studies and ongoing studies of the persistence of immunity after vaccination, however, may ultimately demonstrate a need for children to receive a booster dose of vaccine.
Varicella-zoster immune globulin (VZIG) postexposure prophylaxis is recommended for immunocompromised children, pregnant women, and newborns exposed to maternal varicella. VZIG is distributed by FFF Enterprises, California. The dosage is 1 vial (125 units) for each 10?kg increment (maximum: 625 units) given intramuscularly as soon as possible but within 96?hr after exposure.

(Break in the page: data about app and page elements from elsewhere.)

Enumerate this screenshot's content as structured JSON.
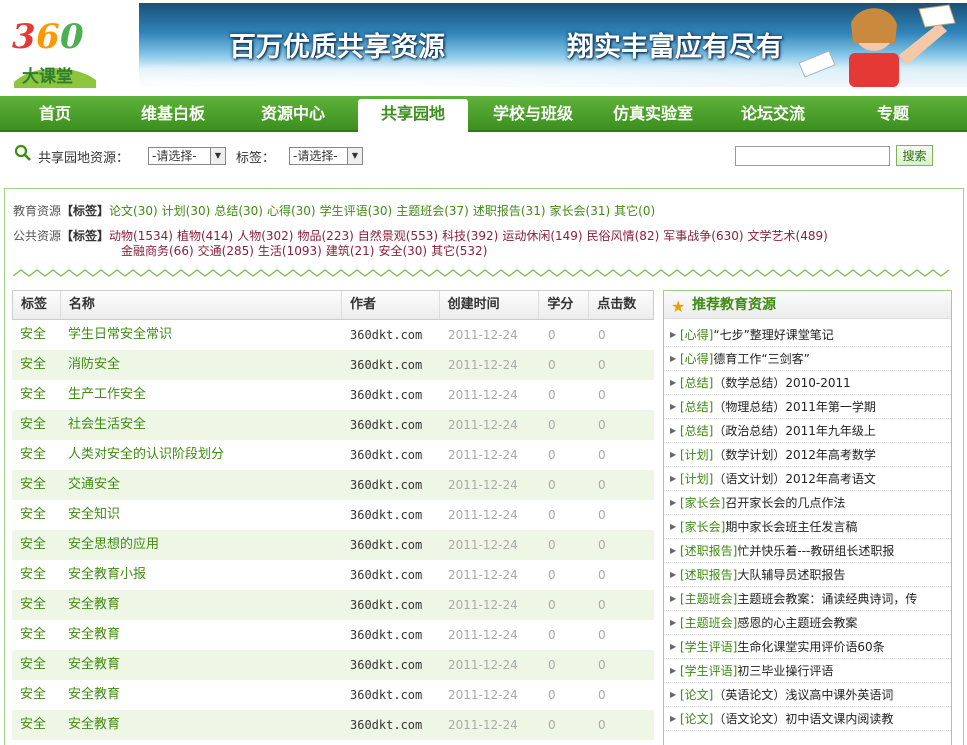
{
  "logo": {
    "text": "大课堂",
    "number": "360"
  },
  "banner": {
    "slogan1": "百万优质共享资源",
    "slogan2": "翔实丰富应有尽有"
  },
  "nav": [
    "首页",
    "维基白板",
    "资源中心",
    "共享园地",
    "学校与班级",
    "仿真实验室",
    "论坛交流",
    "专题"
  ],
  "search": {
    "label": "共享园地资源：",
    "select1": "-请选择-",
    "tag_label": "标签：",
    "select2": "-请选择-",
    "input_value": "",
    "button": "搜索"
  },
  "tags": {
    "edu_label": "教育资源",
    "edu_head": "【标签】",
    "edu": [
      "论文(30)",
      "计划(30)",
      "总结(30)",
      "心得(30)",
      "学生评语(30)",
      "主题班会(37)",
      "述职报告(31)",
      "家长会(31)",
      "其它(0)"
    ],
    "pub_label": "公共资源",
    "pub_head": "【标签】",
    "pub_row1": [
      "动物(1534)",
      "植物(414)",
      "人物(302)",
      "物品(223)",
      "自然景观(553)",
      "科技(392)",
      "运动休闲(149)",
      "民俗风情(82)",
      "军事战争(630)",
      "文学艺术(489)"
    ],
    "pub_row2": [
      "金融商务(66)",
      "交通(285)",
      "生活(1093)",
      "建筑(21)",
      "安全(30)",
      "其它(532)"
    ]
  },
  "table": {
    "headers": [
      "标签",
      "名称",
      "作者",
      "创建时间",
      "学分",
      "点击数"
    ],
    "rows": [
      [
        "安全",
        "学生日常安全常识",
        "360dkt.com",
        "2011-12-24",
        "0",
        "0"
      ],
      [
        "安全",
        "消防安全",
        "360dkt.com",
        "2011-12-24",
        "0",
        "0"
      ],
      [
        "安全",
        "生产工作安全",
        "360dkt.com",
        "2011-12-24",
        "0",
        "0"
      ],
      [
        "安全",
        "社会生活安全",
        "360dkt.com",
        "2011-12-24",
        "0",
        "0"
      ],
      [
        "安全",
        "人类对安全的认识阶段划分",
        "360dkt.com",
        "2011-12-24",
        "0",
        "0"
      ],
      [
        "安全",
        "交通安全",
        "360dkt.com",
        "2011-12-24",
        "0",
        "0"
      ],
      [
        "安全",
        "安全知识",
        "360dkt.com",
        "2011-12-24",
        "0",
        "0"
      ],
      [
        "安全",
        "安全思想的应用",
        "360dkt.com",
        "2011-12-24",
        "0",
        "0"
      ],
      [
        "安全",
        "安全教育小报",
        "360dkt.com",
        "2011-12-24",
        "0",
        "0"
      ],
      [
        "安全",
        "安全教育",
        "360dkt.com",
        "2011-12-24",
        "0",
        "0"
      ],
      [
        "安全",
        "安全教育",
        "360dkt.com",
        "2011-12-24",
        "0",
        "0"
      ],
      [
        "安全",
        "安全教育",
        "360dkt.com",
        "2011-12-24",
        "0",
        "0"
      ],
      [
        "安全",
        "安全教育",
        "360dkt.com",
        "2011-12-24",
        "0",
        "0"
      ],
      [
        "安全",
        "安全教育",
        "360dkt.com",
        "2011-12-24",
        "0",
        "0"
      ]
    ]
  },
  "recommend": {
    "title": "推荐教育资源",
    "items": [
      {
        "cat": "[心得]",
        "title": "“七步”整理好课堂笔记"
      },
      {
        "cat": "[心得]",
        "title": "德育工作“三剑客”"
      },
      {
        "cat": "[总结]",
        "title": "（数学总结）2010-2011"
      },
      {
        "cat": "[总结]",
        "title": "（物理总结）2011年第一学期"
      },
      {
        "cat": "[总结]",
        "title": "（政治总结）2011年九年级上"
      },
      {
        "cat": "[计划]",
        "title": "（数学计划）2012年高考数学"
      },
      {
        "cat": "[计划]",
        "title": "（语文计划）2012年高考语文"
      },
      {
        "cat": "[家长会]",
        "title": "召开家长会的几点作法"
      },
      {
        "cat": "[家长会]",
        "title": "期中家长会班主任发言稿"
      },
      {
        "cat": "[述职报告]",
        "title": "忙并快乐着---教研组长述职报"
      },
      {
        "cat": "[述职报告]",
        "title": "大队辅导员述职报告"
      },
      {
        "cat": "[主题班会]",
        "title": "主题班会教案：诵读经典诗词，传"
      },
      {
        "cat": "[主题班会]",
        "title": "感恩的心主题班会教案"
      },
      {
        "cat": "[学生评语]",
        "title": "生命化课堂实用评价语60条"
      },
      {
        "cat": "[学生评语]",
        "title": "初三毕业操行评语"
      },
      {
        "cat": "[论文]",
        "title": "（英语论文）浅议高中课外英语词"
      },
      {
        "cat": "[论文]",
        "title": "（语文论文）初中语文课内阅读教"
      }
    ]
  },
  "colors": {
    "nav_green": "#4a9e2a",
    "link_green": "#3f8b12",
    "tag_red": "#8b1f3a",
    "row_alt": "#eef7e6"
  }
}
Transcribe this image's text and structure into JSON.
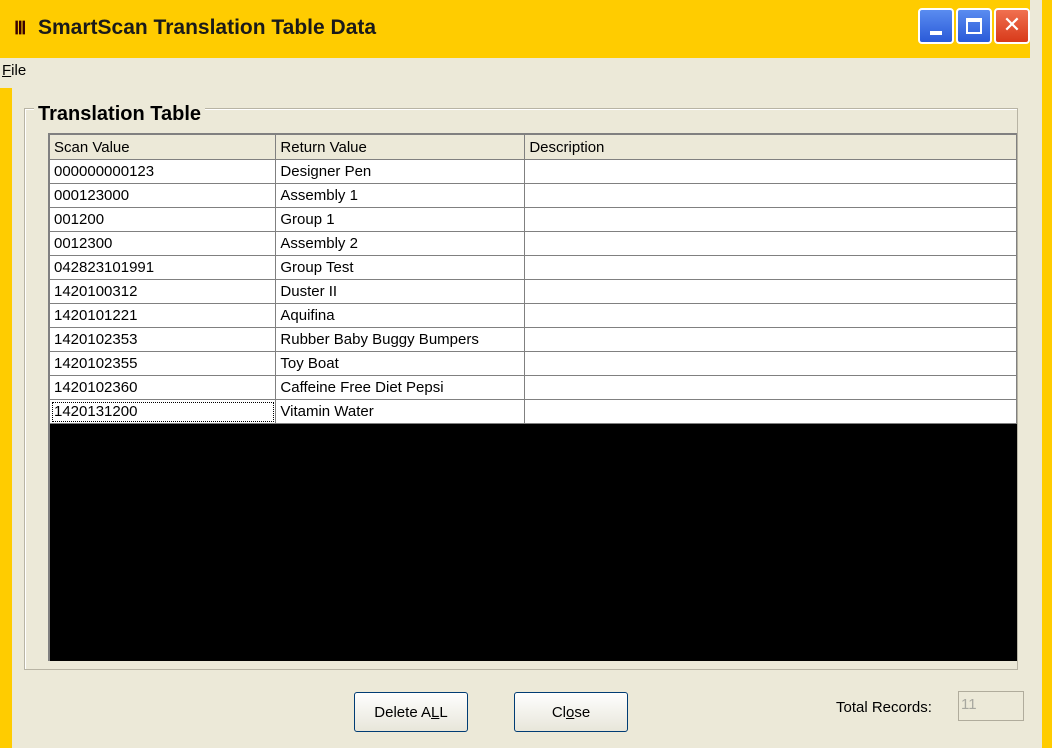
{
  "window": {
    "title": "SmartScan Translation Table Data",
    "icon": "barcode-icon",
    "icon_glyph": "Ⅲ",
    "controls": {
      "minimize": "minimize-icon",
      "maximize": "maximize-icon",
      "close": "close-icon",
      "close_glyph": "✕"
    }
  },
  "menu": {
    "file": "File"
  },
  "group": {
    "legend": "Translation Table"
  },
  "table": {
    "columns": [
      "Scan Value",
      "Return Value",
      "Description"
    ],
    "rows": [
      [
        "000000000123",
        "Designer Pen",
        ""
      ],
      [
        "000123000",
        "Assembly 1",
        ""
      ],
      [
        "001200",
        "Group 1",
        ""
      ],
      [
        "0012300",
        "Assembly 2",
        ""
      ],
      [
        "042823101991",
        "Group Test",
        ""
      ],
      [
        "1420100312",
        "Duster II",
        ""
      ],
      [
        "1420101221",
        "Aquifina",
        ""
      ],
      [
        "1420102353",
        "Rubber Baby Buggy Bumpers",
        ""
      ],
      [
        "1420102355",
        "Toy Boat",
        ""
      ],
      [
        "1420102360",
        "Caffeine Free Diet Pepsi",
        ""
      ],
      [
        "1420131200",
        "Vitamin Water",
        ""
      ]
    ]
  },
  "buttons": {
    "delete_all": "Delete ALL",
    "close": "Close"
  },
  "footer": {
    "total_label": "Total Records:",
    "total_value": "11"
  },
  "colors": {
    "desktop": "#FFCC00",
    "window_bg": "#ECE9D8",
    "grid_bg": "#000000"
  }
}
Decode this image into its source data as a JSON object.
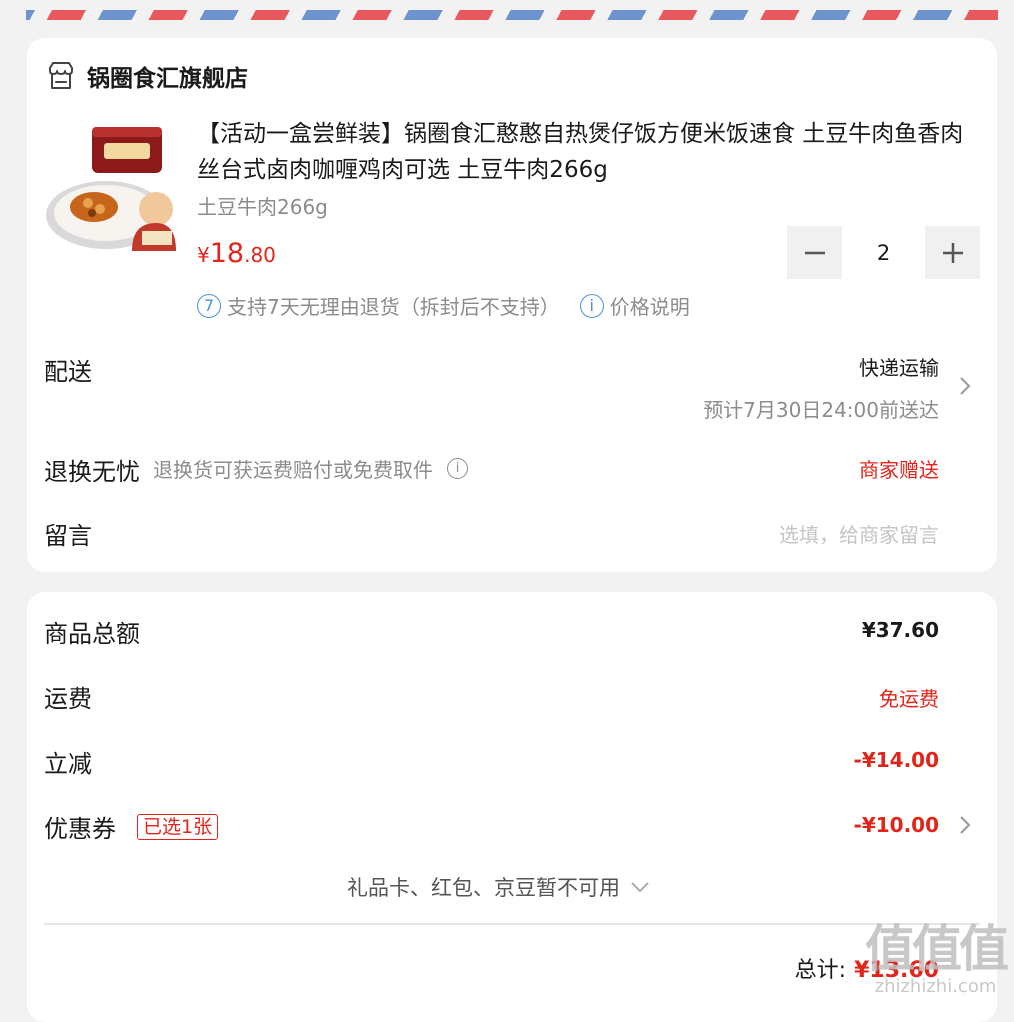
{
  "store": {
    "name": "锅圈食汇旗舰店",
    "icon": "store-icon"
  },
  "product": {
    "title": "【活动一盒尝鲜装】锅圈食汇憨憨自热煲仔饭方便米饭速食 土豆牛肉鱼香肉丝台式卤肉咖喱鸡肉可选 土豆牛肉266g",
    "spec": "土豆牛肉266g",
    "price_symbol": "¥",
    "price_int": "18",
    "price_dec": ".80",
    "quantity": "2",
    "service_badge": "7",
    "service_text": "支持7天无理由退货（拆封后不支持）",
    "price_note_icon": "i",
    "price_note": "价格说明"
  },
  "delivery": {
    "label": "配送",
    "method": "快递运输",
    "eta": "预计7月30日24:00前送达"
  },
  "return": {
    "label": "退换无忧",
    "hint": "退换货可获运费赔付或免费取件",
    "info_icon": "i",
    "value": "商家赠送"
  },
  "message": {
    "label": "留言",
    "placeholder": "选填，给商家留言"
  },
  "summary": {
    "goods_total_label": "商品总额",
    "goods_total": "¥37.60",
    "shipping_label": "运费",
    "shipping": "免运费",
    "discount_label": "立减",
    "discount": "-¥14.00",
    "coupon_label": "优惠券",
    "coupon_badge": "已选1张",
    "coupon": "-¥10.00",
    "unavailable": "礼品卡、红包、京豆暂不可用",
    "total_label": "总计:",
    "total": "¥13.60"
  },
  "watermark": {
    "logo": "值值值",
    "url": "zhizhizhi.com"
  },
  "colors": {
    "accent": "#e1251b",
    "info_blue": "#4a90e2",
    "muted": "#8c8c8c"
  }
}
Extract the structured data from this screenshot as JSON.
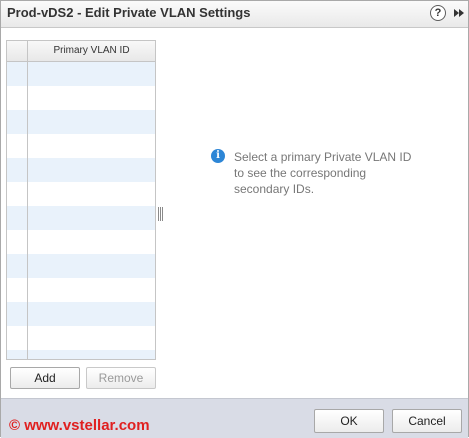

Newborns whose mothers develop varicella 5 days before to 2 days after delivery should receive one vial of VZIG. Adults should be tested for VZV IgG antibodies before VZIG administration because many adults with no clinical history of varicella are immune. VZIG prophylaxis may ameliorate disease but does not eliminate the possibility of progressive disease; patients should be monitored and treated with acyclovir if necessary. Immunocompromised patients who have received high-dose intravenous immune globulin (100–400?mg/kg) for other indications within 2–3 wk before the exposure can be expected to have serum antibodies to VZV.
Close contact between a susceptible high-risk patient and a patient with herpes zoster is also an indication for VZIG prophylaxis. Passive antibody administration or treatment does not reduce the risk of herpes zoster or alter the clinical course of varicella or herpes zoster when given after the onset of symptoms.
Vaccine given to normal children within 3–5 days exposure is effective in preventing or modifying varicella, especially in a household setting where exposure is very likely to result in infection. Varicella vaccine is now recommended for postexposure use, for outbreak control. Oral acyclovir administered late in the incubation period may modify subsequent varicella in the normal child. However, its use in this manner is not recommended until it can be further evaluated.